The Sustainable Development Goals (SDGs), also known as the Global Goals, were adopted by the United Nations in 2015 as a universal call to action to end poverty, protect the planet, and ensure that by 2030 all people enjoy peace and prosperity.
The 17 SDGs are integrated—they recognize that action in one area will affect outcomes in others, and that development must balance social, economic and environmental sustainability.
The SDGs include a commitment to ‘leave no one behind’, and are universal, applicable to all countries, and directly relate to disability.
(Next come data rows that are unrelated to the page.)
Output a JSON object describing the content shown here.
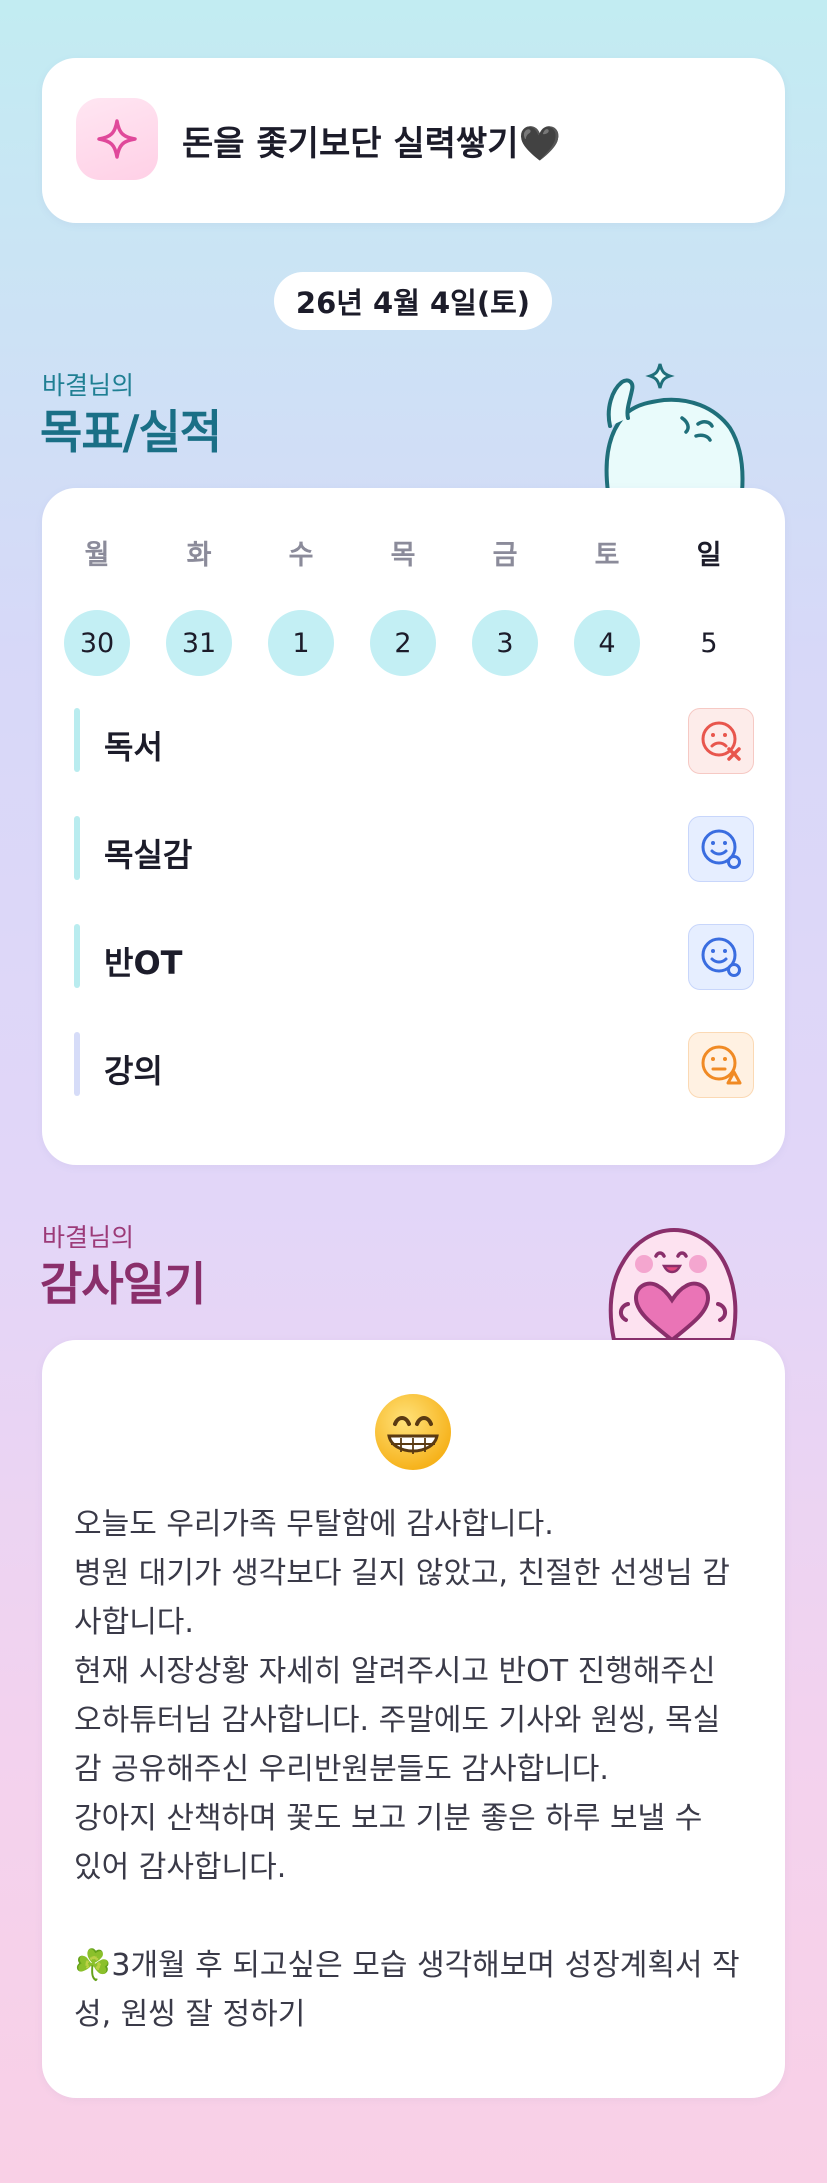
{
  "motto": {
    "text": "돈을 좇기보단 실력쌓기🖤",
    "icon": "sparkle-icon"
  },
  "date": "26년 4월 4일(토)",
  "goals_section": {
    "subtitle": "바결님의",
    "title": "목표/실적"
  },
  "week": {
    "days": [
      {
        "label": "월",
        "num": "30",
        "done": true
      },
      {
        "label": "화",
        "num": "31",
        "done": true
      },
      {
        "label": "수",
        "num": "1",
        "done": true
      },
      {
        "label": "목",
        "num": "2",
        "done": true
      },
      {
        "label": "금",
        "num": "3",
        "done": true
      },
      {
        "label": "토",
        "num": "4",
        "done": true
      },
      {
        "label": "일",
        "num": "5",
        "done": false
      }
    ]
  },
  "goals": [
    {
      "name": "독서",
      "status": "fail",
      "bar_color": "#b9ecef",
      "status_color": "#e8564d",
      "status_bg": "#fdecea"
    },
    {
      "name": "목실감",
      "status": "done",
      "bar_color": "#b9ecef",
      "status_color": "#3a6de0",
      "status_bg": "#e6eeff"
    },
    {
      "name": "반OT",
      "status": "done",
      "bar_color": "#b9ecef",
      "status_color": "#3a6de0",
      "status_bg": "#e6eeff"
    },
    {
      "name": "강의",
      "status": "partial",
      "bar_color": "#d6dcf8",
      "status_color": "#f08a24",
      "status_bg": "#fff1e2"
    }
  ],
  "diary_section": {
    "subtitle": "바결님의",
    "title": "감사일기"
  },
  "diary": {
    "mood_icon": "grinning-face-icon",
    "text": "오늘도 우리가족 무탈함에 감사합니다.\n병원 대기가 생각보다 길지 않았고, 친절한 선생님 감\n사합니다.\n현재 시장상황 자세히 알려주시고 반OT 진행해주신\n오하튜터님 감사합니다. 주말에도 기사와 원씽, 목실\n감 공유해주신 우리반원분들도 감사합니다.\n강아지 산책하며 꽃도 보고 기분 좋은 하루 보낼 수\n있어 감사합니다.\n\n☘️3개월 후 되고싶은 모습 생각해보며 성장계획서 작\n성, 원씽 잘 정하기"
  }
}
Seeks inclusive and equitable quality education and promotion of life-long learning opportunities for all. It focuses on eliminating gender disparities in education and ensuring equal access to all levels of education and vocational training for the vulnerable, including PWDs. In addition, it calls for building and upgrading education facilities that are child, disability and gender sensitive and also provide safe, nonviolent, inclusive and effective learning environments for all.
Promotes sustained, inclusive and sustainable economic growth, full and productive employment and decent work for all. The international community aims to achieve full and productive employment and decent work for all women and men, including for PWDs, and equal pay for work of equal value.
Strives to reduce inequality within and among countries by empowering and promoting the social, economic and political inclusion of all, including PWDs.
Seeks to create accessible cities and water resources, affordable, accessible and sustainable transport systems, providing universal access to safe, inclusive, accessible and green public spaces.
Underlines the importance of data collection and monitoring of the SDGs, with an emphasis on disability disaggregated data.
To achieve the SDGs, governments and decision-makers must be able to understand, track, and monitor progress of implementation. However, data and evidence about PWDs remains insufficient and scattered. Disaggregation by disability is still a notable gap in both national and global development efforts.
The causes of this are complex and multifaceted, and include:
1. Often data on disability is not collected.
2. When it is collected, it is sometimes of poor quality.
3. When it is collected, it usually only identifies people disabilities and does not address barriers in the environment that may limit or preclude participation in the economic and social life of their communities.
4. When inclusive policies and programmes are enacted, it is most often the case that evaluative frameworks are not built into the process.